Belgium, Denmark and Norway have given further details of their plans to follow France by requiring companies to report information about their use of nanomaterials. The fact that other countries are already implementing such systems stretches the credibility of the Federal Government’s claim that the feasibility of implementing a similar system here is "questionable". Sweden is also investigating whether it needs a national register and is due to report on its findings later this year.

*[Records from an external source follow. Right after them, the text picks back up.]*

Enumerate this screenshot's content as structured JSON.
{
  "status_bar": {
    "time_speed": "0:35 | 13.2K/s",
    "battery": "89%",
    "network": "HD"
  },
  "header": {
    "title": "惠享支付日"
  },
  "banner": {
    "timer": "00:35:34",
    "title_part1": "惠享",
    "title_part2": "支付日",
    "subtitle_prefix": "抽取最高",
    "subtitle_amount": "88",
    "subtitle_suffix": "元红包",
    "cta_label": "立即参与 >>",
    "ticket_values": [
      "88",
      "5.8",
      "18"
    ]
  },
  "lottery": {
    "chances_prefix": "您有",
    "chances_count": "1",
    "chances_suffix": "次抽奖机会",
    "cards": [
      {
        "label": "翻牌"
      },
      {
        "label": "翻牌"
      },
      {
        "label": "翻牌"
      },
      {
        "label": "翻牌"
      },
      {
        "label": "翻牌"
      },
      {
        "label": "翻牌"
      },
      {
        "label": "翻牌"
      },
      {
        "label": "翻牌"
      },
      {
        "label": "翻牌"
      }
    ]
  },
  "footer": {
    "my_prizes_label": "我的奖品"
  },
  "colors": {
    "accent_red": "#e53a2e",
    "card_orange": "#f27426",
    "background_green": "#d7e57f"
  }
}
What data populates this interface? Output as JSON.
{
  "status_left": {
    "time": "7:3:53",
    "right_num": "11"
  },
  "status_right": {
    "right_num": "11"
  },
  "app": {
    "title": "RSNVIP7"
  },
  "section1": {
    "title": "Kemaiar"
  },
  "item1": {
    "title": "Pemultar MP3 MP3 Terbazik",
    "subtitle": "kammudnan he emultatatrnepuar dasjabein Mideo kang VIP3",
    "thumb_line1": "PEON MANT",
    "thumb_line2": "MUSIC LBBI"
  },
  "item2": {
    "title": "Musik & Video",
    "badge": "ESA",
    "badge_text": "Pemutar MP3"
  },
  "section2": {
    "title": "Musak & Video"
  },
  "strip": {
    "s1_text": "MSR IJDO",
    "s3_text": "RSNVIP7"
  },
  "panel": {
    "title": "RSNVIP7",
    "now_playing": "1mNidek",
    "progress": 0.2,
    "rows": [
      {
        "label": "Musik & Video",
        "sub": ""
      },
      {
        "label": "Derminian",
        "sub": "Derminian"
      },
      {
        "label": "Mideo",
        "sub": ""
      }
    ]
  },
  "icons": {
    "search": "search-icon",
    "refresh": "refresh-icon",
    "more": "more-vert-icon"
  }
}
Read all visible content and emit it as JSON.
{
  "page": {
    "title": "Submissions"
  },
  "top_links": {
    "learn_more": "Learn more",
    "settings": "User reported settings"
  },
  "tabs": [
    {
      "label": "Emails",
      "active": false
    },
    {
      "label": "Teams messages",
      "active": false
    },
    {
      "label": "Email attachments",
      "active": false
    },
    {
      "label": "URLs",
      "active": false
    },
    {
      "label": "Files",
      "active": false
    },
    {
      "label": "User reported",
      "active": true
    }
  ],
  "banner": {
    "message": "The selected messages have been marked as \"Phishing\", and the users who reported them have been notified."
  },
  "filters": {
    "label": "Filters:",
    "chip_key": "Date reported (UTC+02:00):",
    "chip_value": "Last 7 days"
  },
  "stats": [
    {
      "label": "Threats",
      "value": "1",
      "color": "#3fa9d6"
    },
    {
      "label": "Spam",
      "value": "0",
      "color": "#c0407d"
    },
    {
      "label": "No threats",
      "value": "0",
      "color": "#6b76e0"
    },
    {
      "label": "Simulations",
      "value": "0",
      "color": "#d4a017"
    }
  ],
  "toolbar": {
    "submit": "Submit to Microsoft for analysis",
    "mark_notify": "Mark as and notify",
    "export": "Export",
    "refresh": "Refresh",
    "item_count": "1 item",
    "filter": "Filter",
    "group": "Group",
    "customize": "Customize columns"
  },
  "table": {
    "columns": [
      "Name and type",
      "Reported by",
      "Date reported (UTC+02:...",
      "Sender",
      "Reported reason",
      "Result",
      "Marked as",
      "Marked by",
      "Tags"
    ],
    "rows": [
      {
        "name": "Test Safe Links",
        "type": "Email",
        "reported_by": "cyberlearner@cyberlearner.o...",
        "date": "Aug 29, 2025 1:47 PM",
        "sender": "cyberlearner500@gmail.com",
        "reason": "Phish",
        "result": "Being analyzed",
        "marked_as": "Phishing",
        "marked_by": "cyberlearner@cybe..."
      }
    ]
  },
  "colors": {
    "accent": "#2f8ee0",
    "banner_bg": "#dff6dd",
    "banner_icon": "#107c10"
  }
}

Governments are failing to properly regulate nanotechnology according to a hard-hitting new report released by the European Environment Agency (EEA). Despite early warnings of the damage some nanomaterials could cause, governments are still reacting too slowly to signs of potentially deadly environmental hazards. This has prompted claims that they have failed to heed the lessons from millions of asbestos deaths.
A number of industry commentators have pointed to the European Commission’s (EC) Scientific Committee on Consumer Safety (SCCS)’s recent Opinion on nano zinc oxide (ZnO) as evidence of its safety. However, the SCCS Opinion clearly describes how nano-zinc oxide has been shown to be more toxic and have greater potential for skin penetration than larger particles of zinc oxide.